Highly respected art critic, writer, and a well-known documentary maker Robert Hughes was born on July 28, 1938 in Sydney, Australia. He is the son of Geoffrey Forrest Hughes and Margaret Eyre Sealy. His father and grandfather both were reputed lawyers. Hughes has an older brother Tom Hughes who is also a lawyer and has been the former Attorney General of Australia. Robert Hughes lost his father to lung cancer at the young age of 12. He finished his college studies from St Ignatius in Riverview and later went to the University of Sydney to study arts and architecture. At the time, he joined a progressive sub cultural group ‘Sydney Push’ that consisted of intellectual artist, writers, and drinkers. Around 1961, Hughes dabbled with poetry and painting, but was hugely criticized for his lack of originality.

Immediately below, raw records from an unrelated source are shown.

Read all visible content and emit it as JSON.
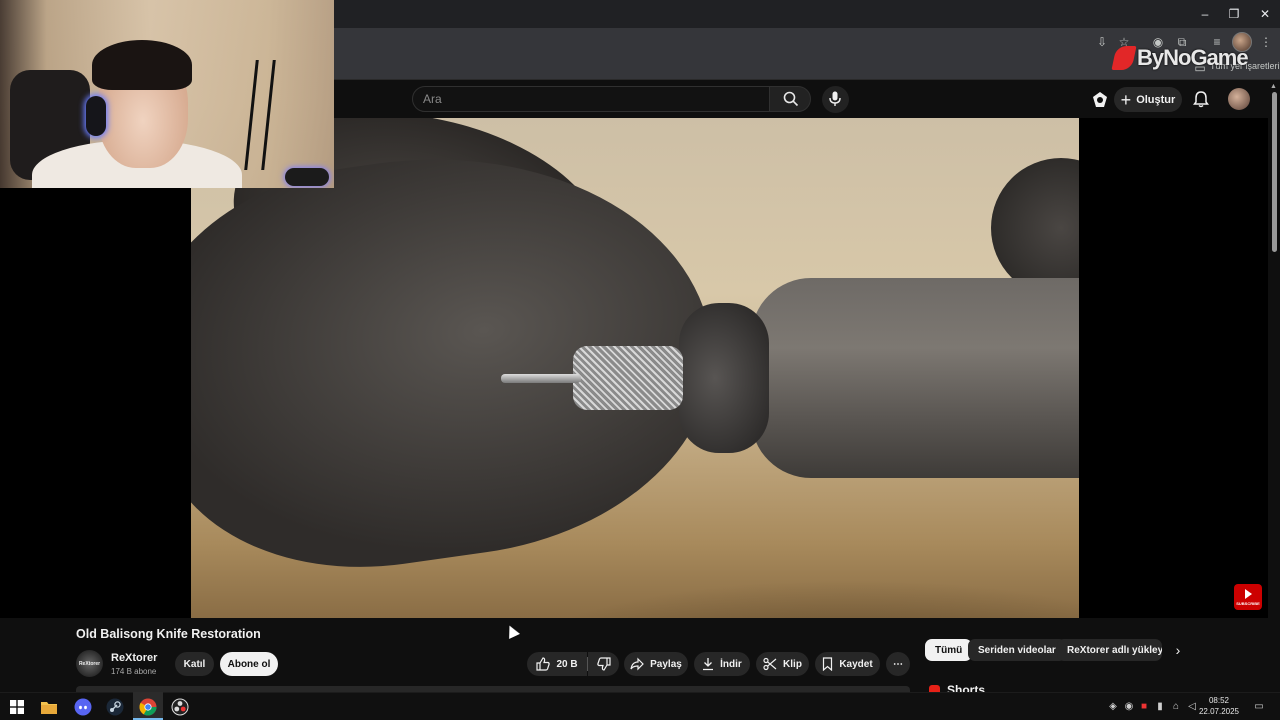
{
  "browser": {
    "window_buttons": {
      "minimize": "–",
      "maximize": "❐",
      "close": "✕"
    },
    "bookmarks_label": "Tüm yer işaretleri"
  },
  "overlay_logo": "ByNoGame",
  "header": {
    "search_placeholder": "Ara",
    "create_label": "Oluştur"
  },
  "video": {
    "title": "Old Balisong Knife Restoration",
    "subscribe_badge": "SUBSCRIBE"
  },
  "channel": {
    "avatar_text": "ReXtorer",
    "name": "ReXtorer",
    "subscribers": "174 B abone",
    "join_label": "Katıl",
    "subscribe_label": "Abone ol"
  },
  "actions": {
    "likes": "20 B",
    "share": "Paylaş",
    "download": "İndir",
    "clip": "Klip",
    "save": "Kaydet"
  },
  "chips": [
    "Tümü",
    "Seriden videolar",
    "ReXtorer adlı yükleyiciden"
  ],
  "shorts_title": "Shorts",
  "taskbar": {
    "time": "08:52",
    "date": "22.07.2025"
  },
  "colors": {
    "youtube_bg": "#0f0f0f",
    "accent_red": "#e62117",
    "chip_active_bg": "#f1f1f1"
  }
}
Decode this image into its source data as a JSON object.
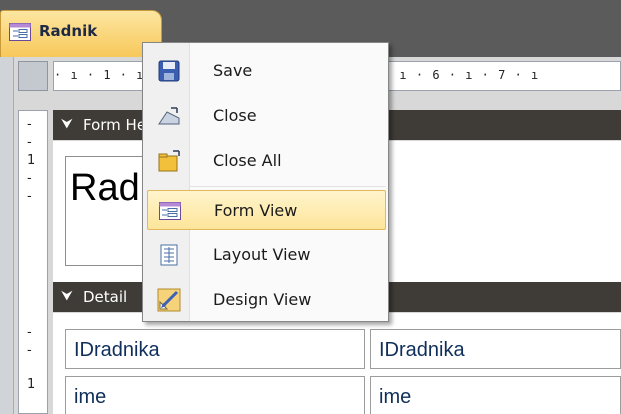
{
  "tab": {
    "label": "Radnik"
  },
  "ruler": {
    "ticks": "· ı · 1 · ı · 2 · ı · 3 · ı · 4 · ı · 5 · ı · 6 · ı · 7 · ı"
  },
  "vertical_ruler": {
    "mark_1": "1",
    "mark_2": "1"
  },
  "sections": {
    "form_header": {
      "label": "Form Header"
    },
    "detail": {
      "label": "Detail"
    }
  },
  "form_header": {
    "title": "Radnik"
  },
  "detail": {
    "rows": [
      {
        "label": "IDradnika",
        "field": "IDradnika"
      },
      {
        "label": "ime",
        "field": "ime"
      }
    ]
  },
  "context_menu": {
    "items": [
      {
        "label": "Save",
        "icon": "save-icon"
      },
      {
        "label": "Close",
        "icon": "close-icon"
      },
      {
        "label": "Close All",
        "icon": "close-all-icon"
      },
      {
        "label": "Form View",
        "icon": "form-view-icon",
        "selected": true
      },
      {
        "label": "Layout View",
        "icon": "layout-view-icon"
      },
      {
        "label": "Design View",
        "icon": "design-view-icon"
      }
    ]
  },
  "colors": {
    "tab_gradient_top": "#fde6a1",
    "tab_gradient_bottom": "#f7c85a",
    "section_bar": "#3f3b36",
    "menu_highlight": "#fde59a",
    "field_text": "#0f2f5a"
  }
}
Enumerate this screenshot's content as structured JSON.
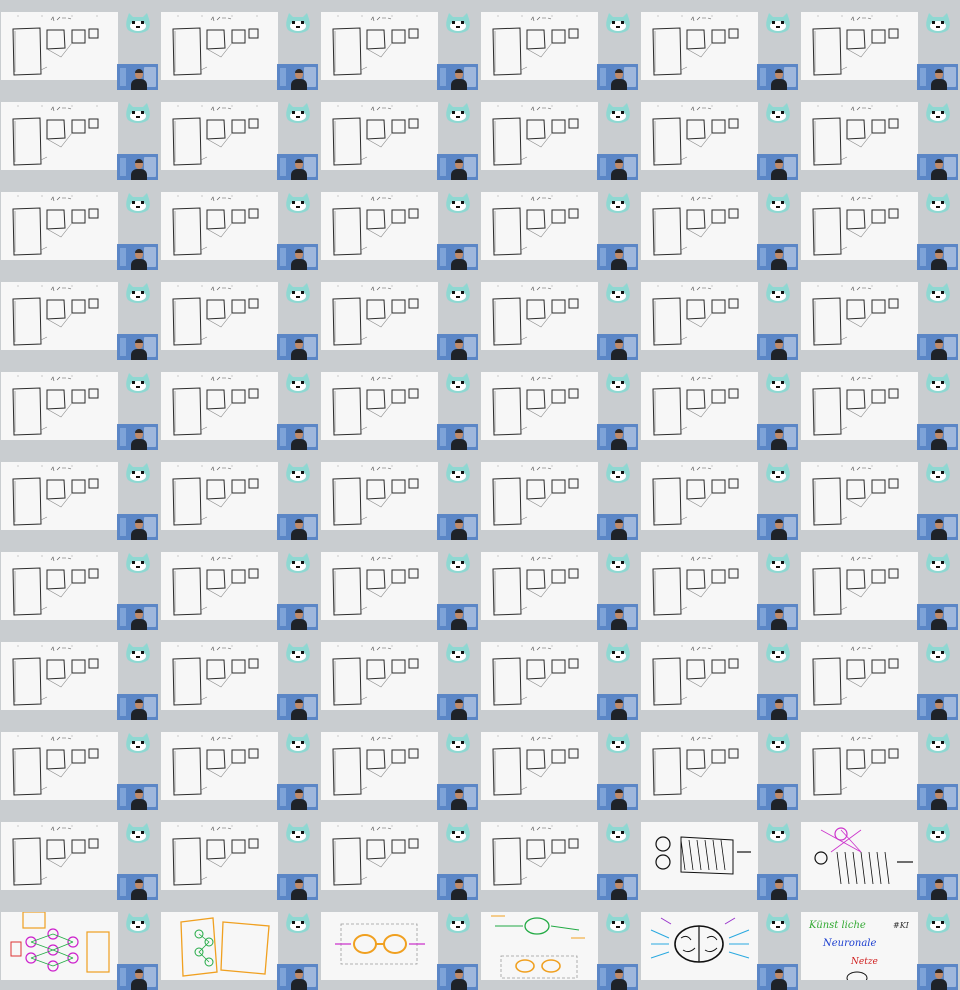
{
  "screen": {
    "background": "#c9cdd0"
  },
  "grid": {
    "columns": 6,
    "rows": 11
  },
  "colors": {
    "whiteboard": "#f7f7f7",
    "ink": "#2b2b2b",
    "mascot": "#8fd8d2",
    "camera_bg": "#5b86c6"
  },
  "icons": {
    "mascot": "mascot-face-icon",
    "webcam": "webcam-presenter-thumbnail"
  },
  "tiles_special": {
    "r9c4": {
      "drawing": "grid-of-shapes",
      "colors": [
        "#111111"
      ]
    },
    "r9c5": {
      "drawing": "shapes-colored",
      "colors": [
        "#111111",
        "#cc33cc",
        "#33aa33"
      ]
    },
    "r10c0": {
      "drawing": "neural-network-colored",
      "colors": [
        "#f0a020",
        "#cc22cc",
        "#22aa44",
        "#dd3333"
      ]
    },
    "r10c1": {
      "drawing": "neural-network-orange",
      "colors": [
        "#f0a020",
        "#22aa44"
      ]
    },
    "r10c2": {
      "drawing": "neuron-rings",
      "colors": [
        "#f0a020",
        "#22aa44",
        "#cc33cc"
      ]
    },
    "r10c3": {
      "drawing": "single-neuron",
      "colors": [
        "#f0a020",
        "#22aa44",
        "#cc33cc"
      ]
    },
    "r10c4": {
      "drawing": "brain",
      "colors": [
        "#111111",
        "#2aa9e0",
        "#9933cc"
      ]
    },
    "r10c5": {
      "drawing": "title-text",
      "colors": [
        "#33aa33",
        "#1e40d0",
        "#d02020",
        "#333333"
      ]
    }
  },
  "title_tile": {
    "line1": "Künst liche",
    "line2": "Neuronale",
    "line3": "Netze",
    "tag": "#KI"
  }
}
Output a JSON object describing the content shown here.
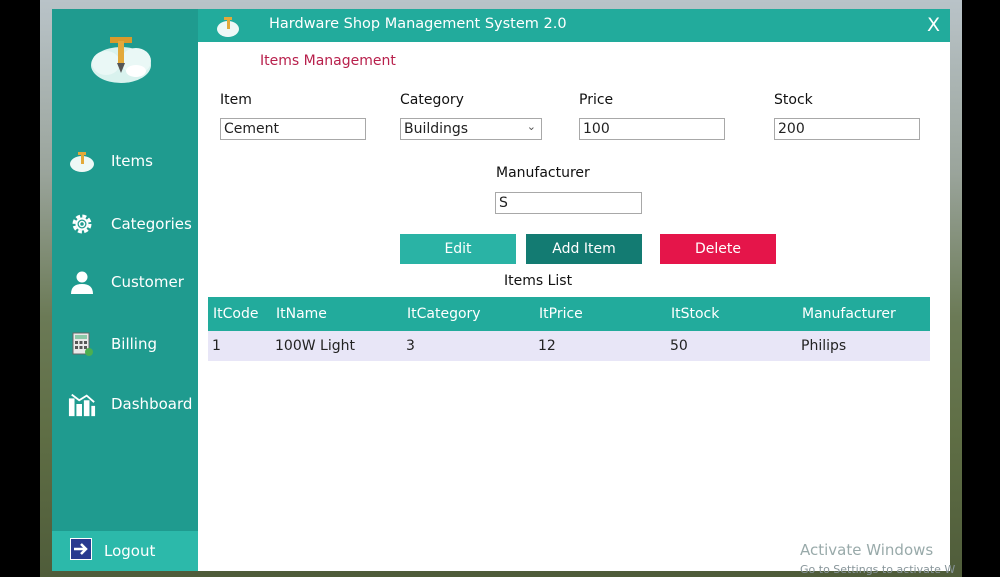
{
  "window": {
    "title": "Hardware Shop Management System 2.0",
    "close_label": "X"
  },
  "sidebar": {
    "items": [
      {
        "label": "Items",
        "icon": "items-icon"
      },
      {
        "label": "Categories",
        "icon": "gear-icon"
      },
      {
        "label": "Customer",
        "icon": "user-icon"
      },
      {
        "label": "Billing",
        "icon": "calculator-icon"
      },
      {
        "label": "Dashboard",
        "icon": "chart-icon"
      }
    ],
    "logout_label": "Logout"
  },
  "form": {
    "section_title": "Items Management",
    "item_label": "Item",
    "item_value": "Cement",
    "category_label": "Category",
    "category_value": "Buildings",
    "price_label": "Price",
    "price_value": "100",
    "stock_label": "Stock",
    "stock_value": "200",
    "manufacturer_label": "Manufacturer",
    "manufacturer_value": "S"
  },
  "buttons": {
    "edit": "Edit",
    "add": "Add Item",
    "delete": "Delete"
  },
  "list": {
    "title": "Items List",
    "columns": [
      "ItCode",
      "ItName",
      "ItCategory",
      "ItPrice",
      "ItStock",
      "Manufacturer"
    ],
    "rows": [
      [
        "1",
        "100W Light",
        "3",
        "12",
        "50",
        "Philips"
      ]
    ]
  },
  "colors": {
    "sidebar": "#1f9b8f",
    "titlebar": "#22ab9c",
    "edit_button": "#2ab3a5",
    "add_button": "#137b72",
    "delete_button": "#e5154a",
    "section_title": "#b8204c"
  },
  "watermark": {
    "line1": "Activate Windows",
    "line2": "Go to Settings to activate W"
  }
}
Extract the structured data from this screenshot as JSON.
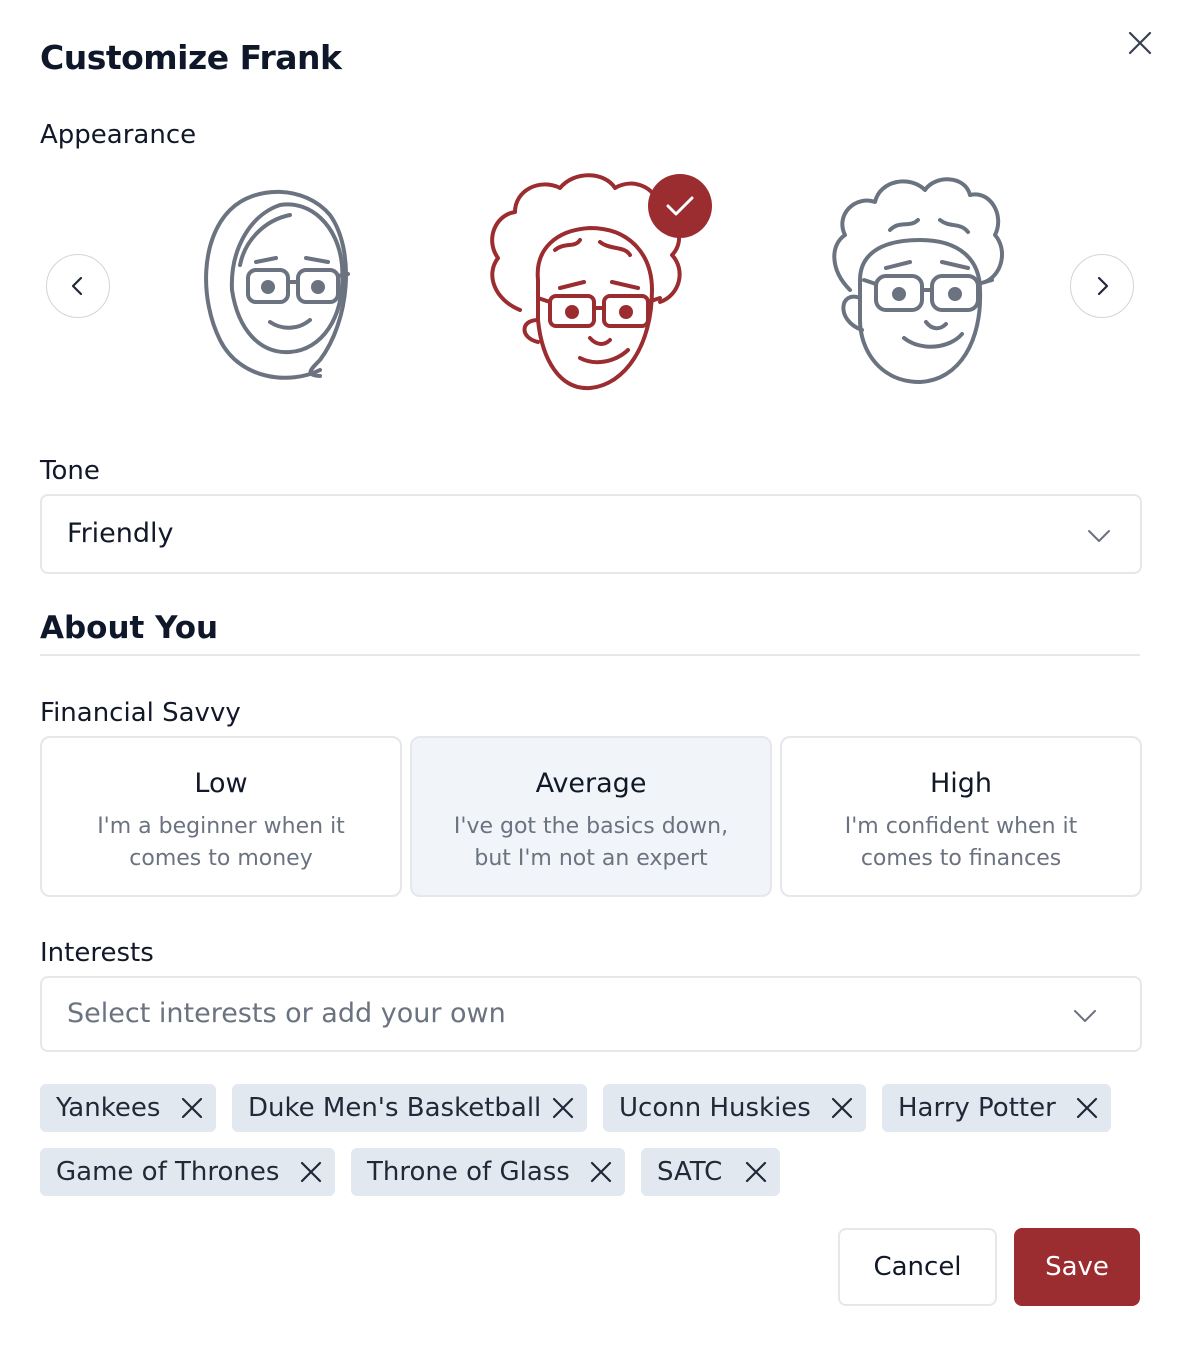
{
  "modal": {
    "title": "Customize Frank",
    "close_icon": "close-icon"
  },
  "appearance": {
    "label": "Appearance",
    "selected_index": 1,
    "selected_color": "#9b2d30",
    "avatars": [
      {
        "name": "avatar-hijab-glasses"
      },
      {
        "name": "avatar-curly-afro-glasses"
      },
      {
        "name": "avatar-curly-short-glasses"
      }
    ]
  },
  "tone": {
    "label": "Tone",
    "value": "Friendly"
  },
  "about": {
    "heading": "About You"
  },
  "savvy": {
    "label": "Financial Savvy",
    "selected": "Average",
    "options": [
      {
        "title": "Low",
        "desc": "I'm a beginner when it comes to money"
      },
      {
        "title": "Average",
        "desc": "I've got the basics down, but I'm not an expert"
      },
      {
        "title": "High",
        "desc": "I'm confident when it comes to finances"
      }
    ]
  },
  "interests": {
    "label": "Interests",
    "placeholder": "Select interests or add your own",
    "chips": [
      "Yankees",
      "Duke Men's Basketball",
      "Uconn Huskies",
      "Harry Potter",
      "Game of Thrones",
      "Throne of Glass",
      "SATC"
    ]
  },
  "actions": {
    "cancel": "Cancel",
    "save": "Save"
  }
}
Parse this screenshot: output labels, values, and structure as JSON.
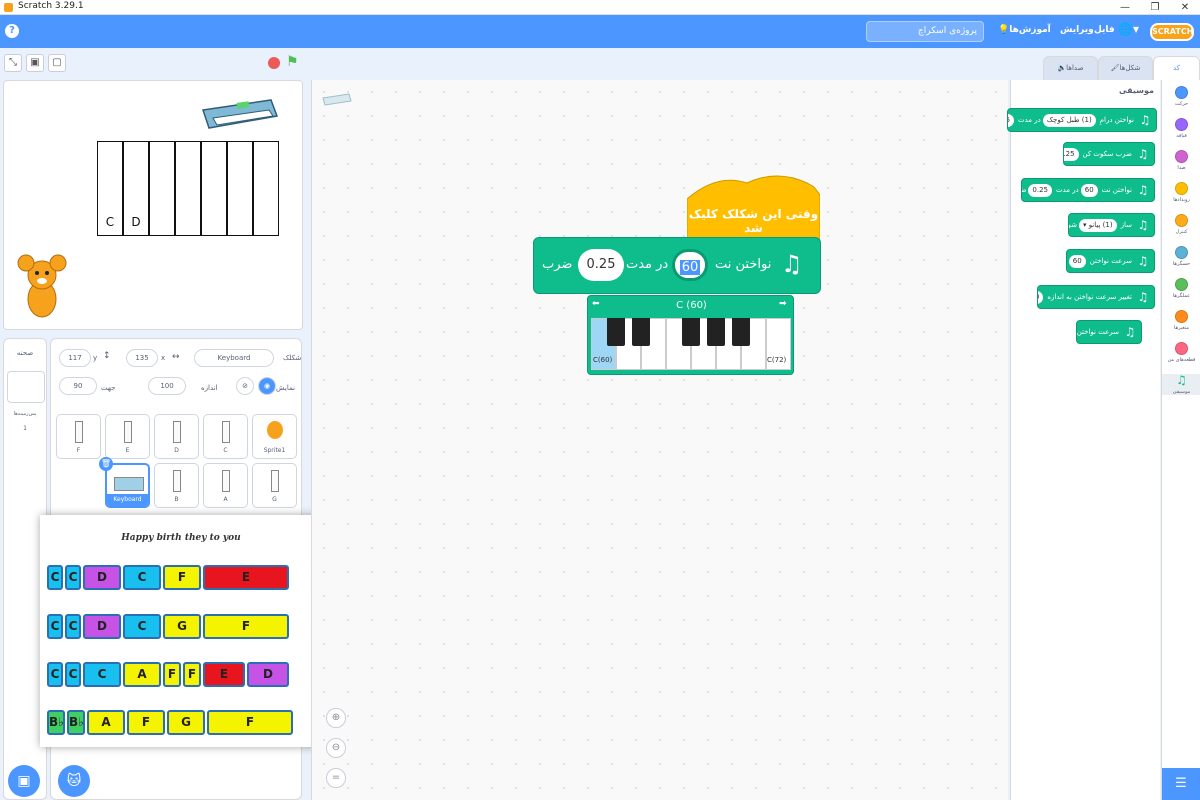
{
  "window": {
    "title": "Scratch 3.29.1",
    "min": "—",
    "restore": "❐",
    "close": "✕"
  },
  "menubar": {
    "help": "?",
    "project_title": "پروژه‌ی اسکراچ",
    "tutorials": "آموزش‌ها",
    "edit": "ویرایش",
    "file": "فایل",
    "language_icon": "globe-icon",
    "logo": "SCRATCH"
  },
  "tabs": {
    "code": "کد",
    "costumes": "شکل‌ها",
    "sounds": "صداها"
  },
  "categories": [
    {
      "label": "حرکت",
      "color": "#4c97ff"
    },
    {
      "label": "قیافه",
      "color": "#9966ff"
    },
    {
      "label": "صدا",
      "color": "#cf63cf"
    },
    {
      "label": "رویدادها",
      "color": "#ffbf00"
    },
    {
      "label": "کنترل",
      "color": "#ffab19"
    },
    {
      "label": "حسگرها",
      "color": "#5cb1d6"
    },
    {
      "label": "عملگرها",
      "color": "#59c059"
    },
    {
      "label": "متغیرها",
      "color": "#ff8c1a"
    },
    {
      "label": "قطعه‌های من",
      "color": "#ff6680"
    },
    {
      "label": "موسیقی",
      "color": "#0fbd8c"
    }
  ],
  "palette": {
    "heading": "موسیقی",
    "blocks": [
      {
        "pre": "نواختن درامِ",
        "pill": "(1) طبل کوچک",
        "post": "در مدت",
        "val": "0.25"
      },
      {
        "pre": "ضرب سکوت کن",
        "val": "0.25"
      },
      {
        "pre": "نواختن نت",
        "pill": "60",
        "post": "در مدت",
        "val": "0.25",
        "tail": "ضرب"
      },
      {
        "pre": "ساز",
        "pill": "(1) پیانو ▾",
        "tail": "شود"
      },
      {
        "pre": "سرعت نواختن",
        "pill": "60",
        "tail": "شود"
      },
      {
        "pre": "تغییر سرعت نواختن به اندازه",
        "pill": "20"
      },
      {
        "pre": "سرعت نواختن"
      }
    ]
  },
  "script": {
    "hat": "وقتی این شکلک کلیک شد",
    "play_label": "نواختن نت",
    "note_value": "60",
    "for_label": "در مدت",
    "beats_value": "0.25",
    "beats_label": "ضرب",
    "piano_title": "C (60)",
    "piano_low": "C(60)",
    "piano_high": "C(72)"
  },
  "sprite_info": {
    "sprite_label": "شکلک",
    "sprite_name": "Keyboard",
    "x_label": "x",
    "x_value": "135",
    "y_label": "y",
    "y_value": "117",
    "show_label": "نمایش",
    "size_label": "اندازه",
    "size_value": "100",
    "direction_label": "جهت",
    "direction_value": "90"
  },
  "stage_panel": {
    "title": "صحنه",
    "backdrops_label": "پس‌زمینه‌ها",
    "backdrops_count": "1"
  },
  "sprites": [
    {
      "name": "F"
    },
    {
      "name": "E"
    },
    {
      "name": "D"
    },
    {
      "name": "C"
    },
    {
      "name": "Sprite1"
    },
    {
      "name": "Keyboard"
    },
    {
      "name": "B"
    },
    {
      "name": "A"
    },
    {
      "name": "G"
    }
  ],
  "stage": {
    "key_labels": [
      "C",
      "D"
    ]
  },
  "song": {
    "title": "Happy birth they to you",
    "rows": [
      [
        {
          "n": "C",
          "c": "#18c0f0"
        },
        {
          "n": "C",
          "c": "#18c0f0"
        },
        {
          "n": "D",
          "c": "#c653e6"
        },
        {
          "n": "C",
          "c": "#18c0f0"
        },
        {
          "n": "F",
          "c": "#f4f400"
        },
        {
          "n": "E",
          "c": "#e8141e"
        }
      ],
      [
        {
          "n": "C",
          "c": "#18c0f0"
        },
        {
          "n": "C",
          "c": "#18c0f0"
        },
        {
          "n": "D",
          "c": "#c653e6"
        },
        {
          "n": "C",
          "c": "#18c0f0"
        },
        {
          "n": "G",
          "c": "#f4f400"
        },
        {
          "n": "F",
          "c": "#f4f400"
        }
      ],
      [
        {
          "n": "C",
          "c": "#18c0f0"
        },
        {
          "n": "C",
          "c": "#18c0f0"
        },
        {
          "n": "C",
          "c": "#18c0f0"
        },
        {
          "n": "A",
          "c": "#f4f400"
        },
        {
          "n": "F",
          "c": "#f4f400"
        },
        {
          "n": "F",
          "c": "#f4f400"
        },
        {
          "n": "E",
          "c": "#e8141e"
        },
        {
          "n": "D",
          "c": "#c653e6"
        }
      ],
      [
        {
          "n": "B♭",
          "c": "#3fcf62"
        },
        {
          "n": "B♭",
          "c": "#3fcf62"
        },
        {
          "n": "A",
          "c": "#f4f400"
        },
        {
          "n": "F",
          "c": "#f4f400"
        },
        {
          "n": "G",
          "c": "#f4f400"
        },
        {
          "n": "F",
          "c": "#f4f400"
        }
      ]
    ]
  }
}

Robert Hughes left university to become an art critic for aged care certificate Sydney periodical ‘The Observer.’ He also worked with newspapers, like ‘The Sunday Mirror’ and ‘The Nation’ as a cartoonist initially and then a critic. In 1964, he left Australia and moved to Italy. A year later, he settled in London. He began with writing for ‘The Spectator,’ ‘The Daily Telegraph,’ and ‘The Observer.’ In 1970, he received an offer from ‘TIME’ magazine and moved to New York. This position brought him great recognition as an art critic. Hughes lent his voice for a narration in the film ‘Protected’ in 1975, which was based on the life of Indigenous Australian on Palm Island. In 1978 Hughes was hired to co-host a show for ABC News (News magazine 20/20), but he was almost immediately replaced due to bad reviews.
Robert Hughes created an insightful television documentary called ‘The Shock of New,’ for BBC, which reflected on the evolution of Modern Art. He even wrote a book by the same name, which was published in 1981. Hughes wrote some brilliant books on art history as well, for e.g. ‘The Art of Australia’ (1966) and ‘The Epic History of Art in America’ (1997). His other book ‘The Fatal Shore’ based on British penal colonies went on to become an international best seller. Hughes made several other documentaries mostly involving artists or art histories (like American visions and one on Francisco Goya). Robert Hughes was highly opinionated. He is known for his straightforwardness.